Averager 90 stores "de" values supplied by subtractor 88 and averages the stored "de" values once "m" such values have been accumulated to produce an "average de" value. The "average de" value is supplied to offset generator 92. Offset generator 92 converts the "average de" value into an offset value for time period "c". The offset value is supplied to timing signal generator 86.

In response to the offset value supplied by offset generator 85, timing signal generator 86 adjusts the temporal position of the leading edge of the next head switching pulse. In response to the offset value supplied by offset generator 92, timing signal generator 86 also adjusts the temporal position of the falling edge of that next head switching pulse. In this manner, time difference values "b" and "d" are calibrated with reference time difference values "b0" and "d0", respectively.

In an alternative mode of operation, channel decoder 40 may utilize reproduced signals other than start synch block data stored in SSA 70 for calculating time difference values "b" and "d". For example, track identification data stored in TIA 72 may be utilized by channel decoder 40. In another alternative mode of operation, other calibrated control signals relating to the track position of data, such as dubbing timing control signals, are produced by controller 44 according to the processes described hereinabove.

Furthermore, higher precision calibration of the head switching pulse signal may be achieved by increasing the number of drum FG pulses produced per revolution of the rotary drum. Still further, controller 44 may produce control signals that are synchronized in a different manner with respect to the speed and phase of the rotary drum, e.g. rely upon different drum PG and drum FG pulses or components thereof. Optionally, the head switching pulse signal may be supplied to rotary drum system 31 to synchronize its operation.

Although illustrative embodiments of the present invention and modifications thereof have been described in detail herein, it is to be understood that this invention is not limited to these precise embodiments and modifications, and that other modifications and variations may be affected therein by one skilled in the art without departing from the scope and spirit of the invention as defined by the appended claims.

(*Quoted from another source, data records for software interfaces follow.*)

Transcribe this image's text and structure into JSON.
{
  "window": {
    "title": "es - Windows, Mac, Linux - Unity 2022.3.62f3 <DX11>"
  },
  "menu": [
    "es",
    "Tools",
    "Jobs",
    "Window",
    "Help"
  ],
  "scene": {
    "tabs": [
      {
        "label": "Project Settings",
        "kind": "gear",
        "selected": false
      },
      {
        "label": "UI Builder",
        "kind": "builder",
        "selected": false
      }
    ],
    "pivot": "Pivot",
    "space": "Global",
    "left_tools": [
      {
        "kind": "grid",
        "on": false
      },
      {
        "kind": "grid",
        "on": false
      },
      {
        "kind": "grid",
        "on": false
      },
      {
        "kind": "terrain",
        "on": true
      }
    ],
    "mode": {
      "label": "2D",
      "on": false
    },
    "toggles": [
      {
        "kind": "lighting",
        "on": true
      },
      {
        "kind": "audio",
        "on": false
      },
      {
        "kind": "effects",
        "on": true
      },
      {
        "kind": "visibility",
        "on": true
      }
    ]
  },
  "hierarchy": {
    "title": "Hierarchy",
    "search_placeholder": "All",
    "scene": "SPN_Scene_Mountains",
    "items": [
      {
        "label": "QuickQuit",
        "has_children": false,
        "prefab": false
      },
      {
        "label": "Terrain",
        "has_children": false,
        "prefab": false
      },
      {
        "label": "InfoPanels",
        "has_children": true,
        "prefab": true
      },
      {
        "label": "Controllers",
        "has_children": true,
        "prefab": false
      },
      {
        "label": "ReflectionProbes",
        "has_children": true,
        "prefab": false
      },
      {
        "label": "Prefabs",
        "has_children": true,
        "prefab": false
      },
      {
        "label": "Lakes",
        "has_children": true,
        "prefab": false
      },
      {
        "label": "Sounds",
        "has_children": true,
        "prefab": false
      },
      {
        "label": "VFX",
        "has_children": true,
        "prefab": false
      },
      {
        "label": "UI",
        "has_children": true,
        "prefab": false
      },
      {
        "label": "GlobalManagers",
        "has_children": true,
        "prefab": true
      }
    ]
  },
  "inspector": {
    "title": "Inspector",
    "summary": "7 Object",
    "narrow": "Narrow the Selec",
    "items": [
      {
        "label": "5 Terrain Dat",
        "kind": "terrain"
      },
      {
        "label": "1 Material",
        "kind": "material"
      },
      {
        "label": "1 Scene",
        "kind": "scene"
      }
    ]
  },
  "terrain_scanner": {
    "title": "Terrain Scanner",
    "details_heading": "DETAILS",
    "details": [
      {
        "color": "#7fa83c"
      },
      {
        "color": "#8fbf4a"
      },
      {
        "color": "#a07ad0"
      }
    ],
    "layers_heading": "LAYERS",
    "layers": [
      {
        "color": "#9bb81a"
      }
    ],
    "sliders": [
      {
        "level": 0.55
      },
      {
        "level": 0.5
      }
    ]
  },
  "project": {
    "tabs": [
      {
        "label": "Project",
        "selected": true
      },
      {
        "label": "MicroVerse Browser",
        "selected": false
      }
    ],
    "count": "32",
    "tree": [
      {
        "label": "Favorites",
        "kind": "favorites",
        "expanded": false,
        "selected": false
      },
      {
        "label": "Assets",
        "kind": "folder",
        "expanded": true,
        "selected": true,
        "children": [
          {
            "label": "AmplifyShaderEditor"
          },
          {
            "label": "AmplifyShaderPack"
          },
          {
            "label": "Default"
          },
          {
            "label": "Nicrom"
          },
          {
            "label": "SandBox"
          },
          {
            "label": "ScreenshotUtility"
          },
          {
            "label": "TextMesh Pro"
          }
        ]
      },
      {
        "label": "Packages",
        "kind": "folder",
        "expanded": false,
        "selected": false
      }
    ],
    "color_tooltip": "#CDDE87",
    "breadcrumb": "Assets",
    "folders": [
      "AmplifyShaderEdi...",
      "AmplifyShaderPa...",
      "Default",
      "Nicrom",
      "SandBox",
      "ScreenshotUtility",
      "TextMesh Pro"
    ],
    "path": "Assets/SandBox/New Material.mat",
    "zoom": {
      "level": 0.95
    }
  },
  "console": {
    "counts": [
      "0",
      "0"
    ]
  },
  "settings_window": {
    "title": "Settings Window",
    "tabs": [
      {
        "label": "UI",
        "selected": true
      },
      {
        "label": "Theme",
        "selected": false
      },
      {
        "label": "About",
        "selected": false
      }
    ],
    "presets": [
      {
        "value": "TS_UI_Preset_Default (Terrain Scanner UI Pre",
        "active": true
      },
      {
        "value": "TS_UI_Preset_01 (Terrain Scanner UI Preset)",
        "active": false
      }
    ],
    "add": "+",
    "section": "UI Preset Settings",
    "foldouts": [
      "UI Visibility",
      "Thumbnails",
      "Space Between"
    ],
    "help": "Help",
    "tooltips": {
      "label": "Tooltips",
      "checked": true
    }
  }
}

Patent Citations
Cited PatentFiling datePublication dateApplicantTitle
US5583648 *Jun 15, 1994Dec 10, 1996Victor Company Of Japan, Ltd.Picture signal recording/reproducing method and apparatus for recording/reproducing a high-definition picture signal and a normal picture signal
US5646795 *Sep 21, 1994Jul 8, 1997Victor Company Of Japan, Ltd.Signal recording apparatus and signal reproducing apparatus
Referenced by
Citing PatentFiling datePublication dateApplicantTitle
US6603618Nov 16, 1998Aug 5, 2003Exabyte CorporationMethod and system for monitoring and adjusting tape position using control data packets
US7057995Oct 11, 1995Jun 6, 2006Canon Kabushiki KaishaDigital data reproducing apparatus
EP1209675A1 *Nov 24, 2000May 29, 2002Thomson Licensing S.A.Head switching control apparatus for a magnetic tape recorder
WO2000030076A2 *Nov 16, 1999May 25, 2000Ecrix CorpMethods for monitoring or adjusting a tape drive using control data packets
WO2002043062A2 *Nov 14, 2001May 30, 2002Engesser JuergenHead switching control apparatus for a magnetic tape recorder
Classifications
U.S. Classification360/61, G9B/15.018, 360/62, G9B/15.011
International ClassificationG11B15/087, G11B15/14, H04N5/92
Cooperative ClassificationG11B15/087, G11B15/14
European ClassificationG11B15/087, G11B15/14
Legal Events
DateCodeEventDescription
Oct 5, 2010FPExpired due to failure to pay maintenance fee
Effective date: 20100818
Aug 18, 2010LAPSLapse for failure to pay maintenance fees
Mar 22, 2010REMIMaintenance fee reminder mailed
Feb 21, 2006FPAYFee payment
Year of fee payment: 8
Mar 5, 2002REMIMaintenance fee reminder mailed
Feb 15, 2002FPAYFee payment
Year of fee payment: 4
Dec 3, 1996ASAssignment
Owner name: SONY CORPORATION, JAPAN
Free format text: ASSIGNMENT OF ASSIGNORS INTEREST;ASSIGNORS:SATO, NAOYUKI;NAGUMO, MASAHIKO;ABE, RYUJI;REEL/FRAME:008294/0371
Effective date: 19961121